At 11.15pm, he was intercepted by a Civil Guard patrol, which instructed him to dock immediately given that it was past the local coronavirus curfew. He was fined for breaking the restriction. Gimeno told them that he was going to dock and then go home and sleep, but then he told them he had changed his mind and that he would spend the night in the boat. The patrol boat left headed north, and would not return until 2.30am. It found nothing of note on the scene.
Gimeno asked the port security guard for a mobile charger, but it wasn’t compatible with his phone. He then got in his Audi A3 and purchased one at a gas station, along with a pack of cigarettes and a bottle of water. He charged the mobile in the security guard’s office, asking the man if he knew where the Civil Guard patrol had gone. At 12.27am he set sail in his boat again. No one has seen him since then.

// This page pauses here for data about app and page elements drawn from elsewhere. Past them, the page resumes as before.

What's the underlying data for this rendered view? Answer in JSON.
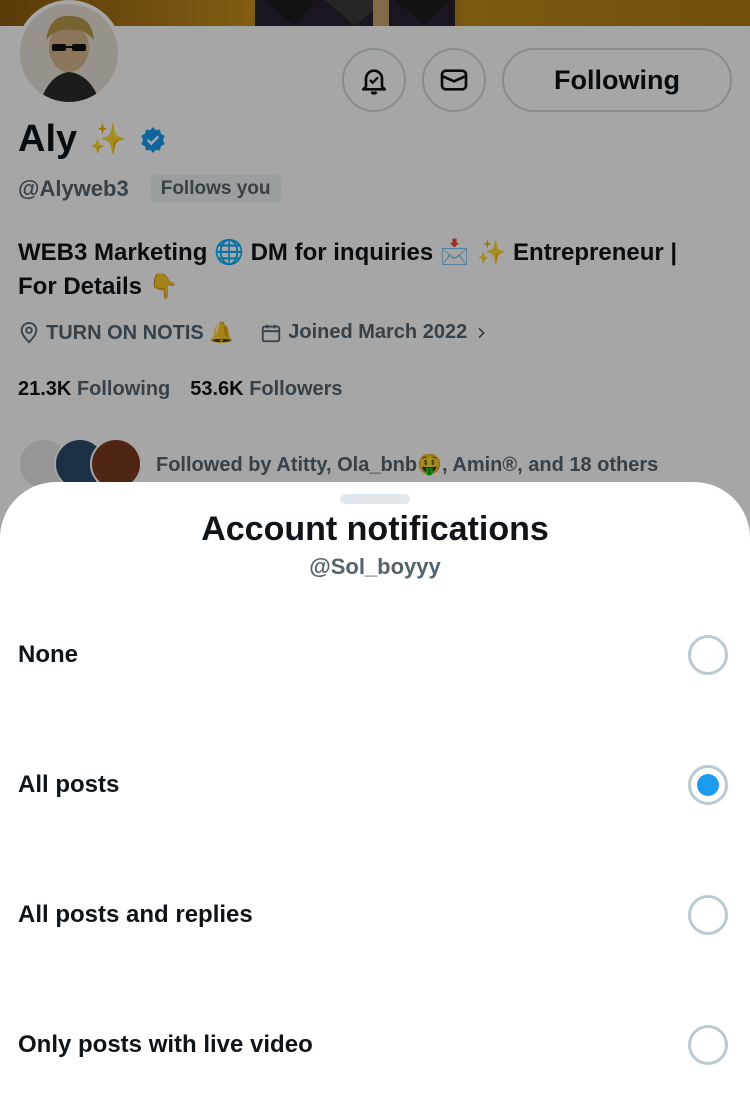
{
  "profile": {
    "name": "Aly",
    "name_emoji": "✨",
    "handle": "@Alyweb3",
    "follows_you": "Follows you",
    "follow_button": "Following",
    "bio_line1": "WEB3 Marketing 🌐 DM for inquiries 📩 ✨ Entrepreneur |",
    "bio_line2": "For Details 👇",
    "location": "TURN ON NOTIS 🔔",
    "joined": "Joined March 2022",
    "following_count": "21.3K",
    "following_label": "Following",
    "followers_count": "53.6K",
    "followers_label": "Followers",
    "followed_by": "Followed by Atitty, Ola_bnb🤑, Amin®, and 18 others",
    "verified_color": "#1d9bf0"
  },
  "sheet": {
    "title": "Account notifications",
    "subtitle": "@Sol_boyyy",
    "options": [
      {
        "label": "None",
        "selected": false
      },
      {
        "label": "All posts",
        "selected": true
      },
      {
        "label": "All posts and replies",
        "selected": false
      },
      {
        "label": "Only posts with live video",
        "selected": false
      }
    ],
    "accent_color": "#1d9bf0"
  }
}
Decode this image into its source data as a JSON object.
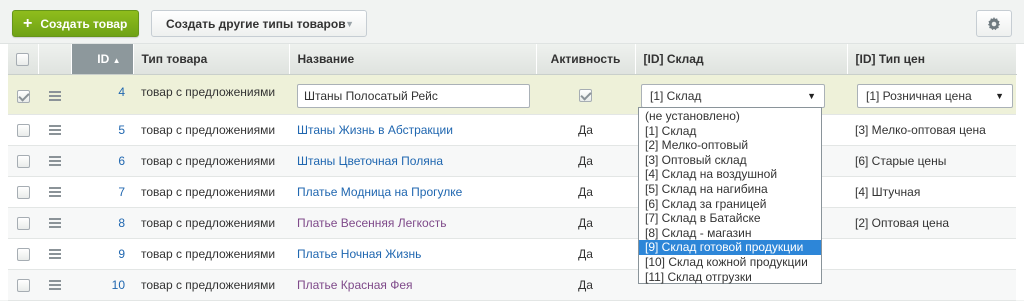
{
  "toolbar": {
    "create_label": "Создать товар",
    "other_label": "Создать другие типы товаров"
  },
  "columns": {
    "id": "ID",
    "type": "Тип товара",
    "name": "Название",
    "active": "Активность",
    "store": "[ID] Склад",
    "price_type": "[ID] Тип цен"
  },
  "edit_row": {
    "id": "4",
    "type": "товар с предложениями",
    "name_value": "Штаны Полосатый Рейс",
    "store_selected": "[1] Склад",
    "price_selected": "[1] Розничная цена"
  },
  "rows": [
    {
      "id": "5",
      "type": "товар с предложениями",
      "name": "Штаны Жизнь в Абстракции",
      "active": "Да",
      "price": "[3] Мелко-оптовая цена"
    },
    {
      "id": "6",
      "type": "товар с предложениями",
      "name": "Штаны Цветочная Поляна",
      "active": "Да",
      "price": "[6] Старые цены"
    },
    {
      "id": "7",
      "type": "товар с предложениями",
      "name": "Платье Модница на Прогулке",
      "active": "Да",
      "price": "[4] Штучная"
    },
    {
      "id": "8",
      "type": "товар с предложениями",
      "name": "Платье Весенняя Легкость",
      "active": "Да",
      "price": "[2] Оптовая цена"
    },
    {
      "id": "9",
      "type": "товар с предложениями",
      "name": "Платье Ночная Жизнь",
      "active": "Да",
      "price": ""
    },
    {
      "id": "10",
      "type": "товар с предложениями",
      "name": "Платье Красная Фея",
      "active": "Да",
      "price": ""
    }
  ],
  "store_options": [
    "(не установлено)",
    "[1] Склад",
    "[2] Мелко-оптовый",
    "[3] Оптовый склад",
    "[4] Склад на воздушной",
    "[5] Склад на нагибина",
    "[6] Склад за границей",
    "[7] Склад в Батайске",
    "[8] Склад - магазин",
    "[9] Склад готовой продукции",
    "[10] Склад кожной продукции",
    "[11] Склад отгрузки"
  ],
  "store_highlighted": "[9] Склад готовой продукции",
  "colors": {
    "accent_green": "#7bb01a",
    "link_blue": "#2067b0",
    "visited_purple": "#7f4a8a",
    "highlight": "#2d86d8"
  }
}
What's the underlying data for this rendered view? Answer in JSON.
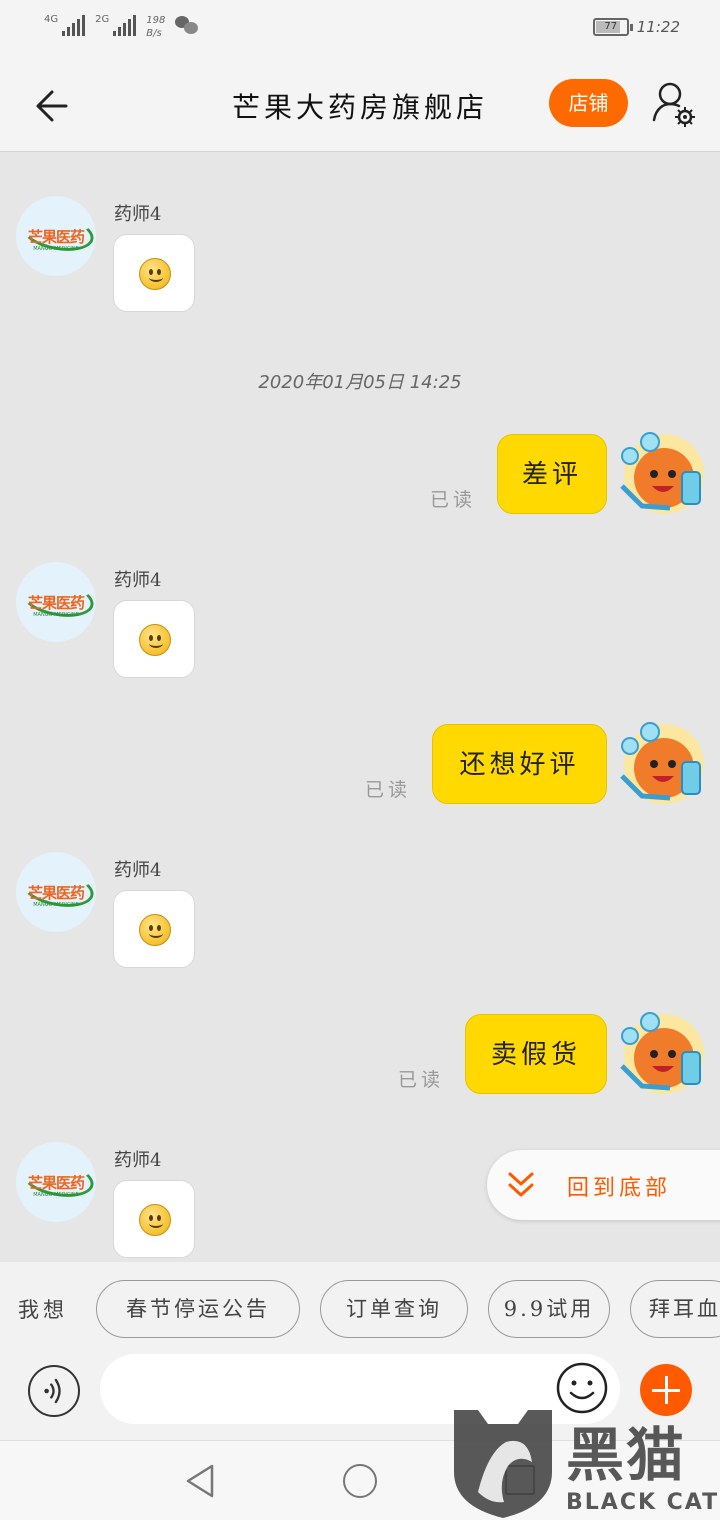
{
  "status_bar": {
    "signal_1": "4G",
    "signal_2": "2G",
    "speed_value": "198",
    "speed_unit": "B/s",
    "wechat_icon": "wechat-icon",
    "battery": "77",
    "time": "11:22"
  },
  "header": {
    "title": "芒果大药房旗舰店",
    "shop_button": "店铺",
    "back_icon": "arrow-left-icon",
    "settings_icon": "user-settings-icon"
  },
  "shop_logo": {
    "text": "芒果医药",
    "sub": "MANGO MEDICINE"
  },
  "messages": [
    {
      "direction": "in",
      "sender": "药师4",
      "content": "smiley-emoji"
    },
    {
      "type": "timestamp",
      "text": "2020年01月05日  14:25"
    },
    {
      "direction": "out",
      "text": "差评",
      "status": "已读"
    },
    {
      "direction": "in",
      "sender": "药师4",
      "content": "smiley-emoji"
    },
    {
      "direction": "out",
      "text": "还想好评",
      "status": "已读"
    },
    {
      "direction": "in",
      "sender": "药师4",
      "content": "smiley-emoji"
    },
    {
      "direction": "out",
      "text": "卖假货",
      "status": "已读"
    },
    {
      "direction": "in",
      "sender": "药师4",
      "content": "smiley-emoji"
    }
  ],
  "scroll_to_bottom": {
    "label": "回到底部",
    "icon": "double-chevron-down-icon"
  },
  "quick_replies": {
    "label": "我想",
    "chips": [
      "春节停运公告",
      "订单查询",
      "9.9试用",
      "拜耳血"
    ]
  },
  "composer": {
    "voice_icon": "voice-icon",
    "placeholder": "",
    "emoji_icon": "emoji-icon",
    "plus_icon": "plus-icon"
  },
  "system_nav": {
    "back": "triangle-back-icon",
    "home": "circle-home-icon",
    "recent": "square-recent-icon"
  },
  "watermark": {
    "cn": "黑猫",
    "en": "BLACK CAT"
  },
  "colors": {
    "accent": "#ff6a00",
    "out_bubble": "#ffd900",
    "chat_bg": "#e6e6e6"
  }
}
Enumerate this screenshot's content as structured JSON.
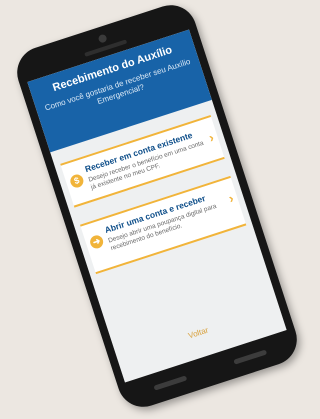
{
  "header": {
    "title": "Recebimento do Auxílio",
    "subtitle": "Como você gostaria de receber seu Auxílio Emergencial?"
  },
  "options": [
    {
      "icon": "dollar-icon",
      "icon_glyph": "$",
      "title": "Receber em conta existente",
      "description": "Desejo receber o benefício em uma conta já existente no meu CPF."
    },
    {
      "icon": "arrow-right-icon",
      "icon_glyph": "➜",
      "title": "Abrir uma conta e receber",
      "description": "Desejo abrir uma poupança digital para recebimento do benefício."
    }
  ],
  "chevron_glyph": "›",
  "footer": {
    "back_label": "Voltar"
  },
  "colors": {
    "header_blue": "#1863a8",
    "accent_orange": "#f1b43a",
    "title_blue": "#0f4f8a"
  }
}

His phone was operational once more at 12.41am. At 1.30am he spoke to Zimmermann, and they discussed their relationship. He insisted that he was going far away and that she would not see her daughters again. At 2.11am he called his current partner, saying a “definitive goodbye,” according to the court documents. He told his father that “he was really sorry, but that he needed this,” the text states. He gave some of his friends possessions such as his motorbike or boat as gifts, and to others he sent messages such as: “I’m going to be good, I’m going to be better.”
At 5.35pm on April 28, exactly 24 hours after he collected his children, his boat was found drifting. The car seat belonging to the younger of the two sisters was also discovered floating in the sea. After 44 days with no answers and so much uncertainty, on Thursday the body of Olivia was found in a bag at a depth of a thousand meters. Next to it was another bag – it was empty.
After examining the facts of the case, the judge in charge has decided to to transfer it to the gender violence court in Santa Cruz de Tenerife. Meanwhile, the Ángeles Alvariño vessel is still searching the sea bed for Anna’s body, and presumably that of Gimeno too. On Saturday the ship had to dock in the port due to a malfunction. But it is expected to restart the search mission today, Monday.
On Friday, around 1,000 people – most of them women – came out to protest against gender violence in Candelaria square, in the heart of Santa Cruz de Tenerife. One young girl was holding a sign that read: “Stop killing us.”
English version by Simon Hunter.